Coronavirus (564) Combating digital health inequality in the time of coronavirus (30) Censored Contagion: How Information on the Coronavirus is Managed on Chinese Social Media

6 May, 2020

Dear HIFA colleagues,

At the recent webinar with Bob Gann, someone asked: "How significant are political obstacles to digital inclusion? For example, the blockage of social media and news sites by some governments?"

We have discussed how a number of presidents (US, Brazil, Madagascar) have fuelled dangerous misinformation about coronavirus. Are there other kinds of political interference? We invite HIFA members to comment.

There are reports of another kind of political interference resulting in health misinformation: censorship. A recent report (March 2020) finds that certain words relating to coronavirus are censored on Chinese social media.

'Censored Contagion: How Information on the Coronavirus is Managed on Chinese Social Media'

Key findings

1. YY, a live-streaming platform in China, began to censor keywords related to the coronavirus outbreak on December 31, 2019, a day after doctors (including the late Dr. Li Wenliang) tried to warn the public about the then unknown virus.

2. WeChat broadly censored coronavirus-related content (including critical and neutral information) and expanded the scope of censorship in February 2020. Censored content included criticism of government, rumours and speculative information on the epidemic, references to Dr. Li Wenliang, and neutral references to Chinese government efforts on handling the outbreak that had been reported on state media.

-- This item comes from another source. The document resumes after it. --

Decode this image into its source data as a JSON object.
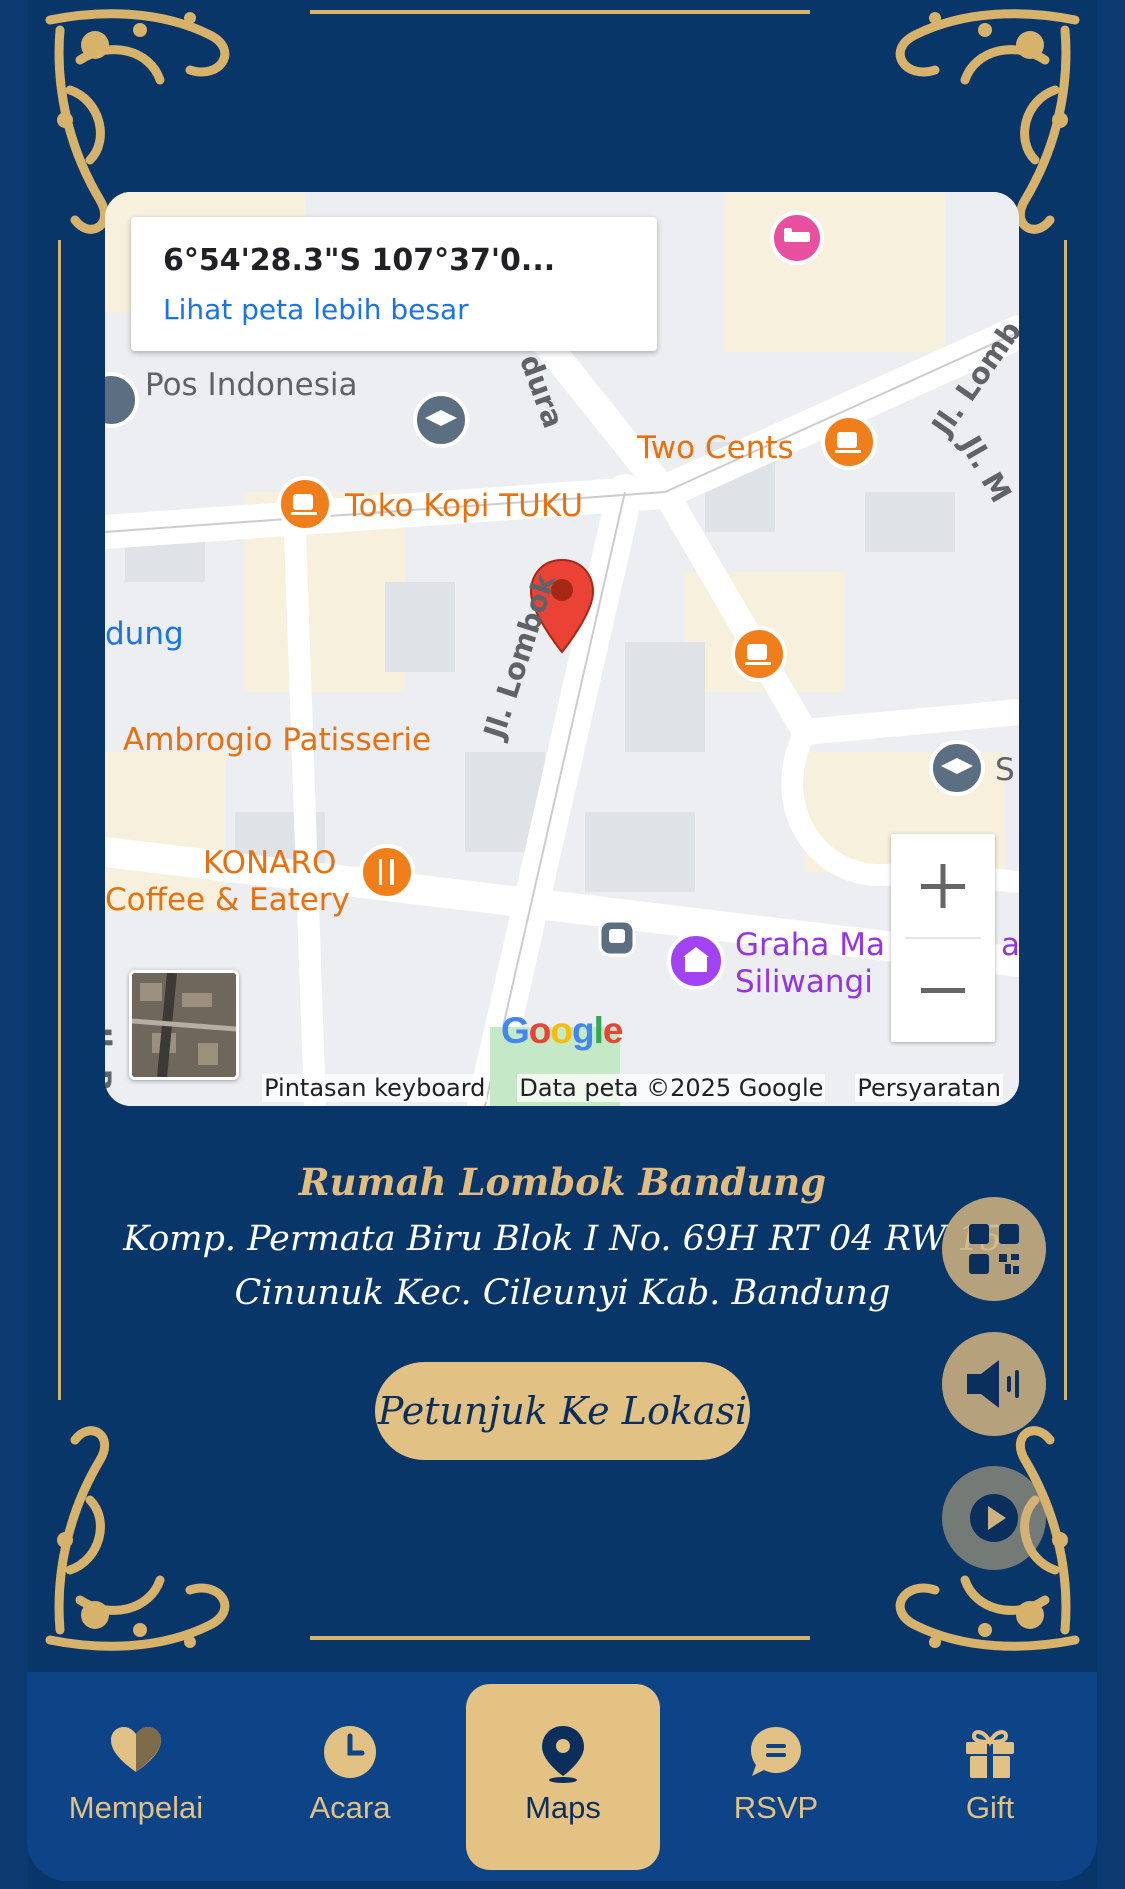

3. Many of the censorship rules are broad and effectively block messages that include names for the virus or sources for information about it. Such rules may restrict vital communication related to disease information and prevention.

Read in full: https://citizenlab.ca/2020/03/censored-contagion-how-information-on-the-...

The above should not be dismissed as it comes from a reputable source: The Citizen Lab, an interdisciplinary laboratory based at the Munk School of Global Affairs & Public Policy, University of Toronto, focusing on research, development, and high-level strategic policy and legal engagement at the intersection of information and communication technologies, human rights, and global security.

I have invited the authors to join us.

Best wishes, Neil

Let's build a future where people are no longer dying for lack of healthcare information - Join HIFA: www.hifa.org

HIFA profile: Neil Pakenham-Walsh is coordinator of the HIFA global health campaign (Healthcare Information For All - www.hifa.org ), a global community with 20,000 members in 180 countries, interacting on six global forums in four languages in collaboration with WHO. Twitter: @hifa_org FB: facebook.com/HIFAdotORG neil@hifa.org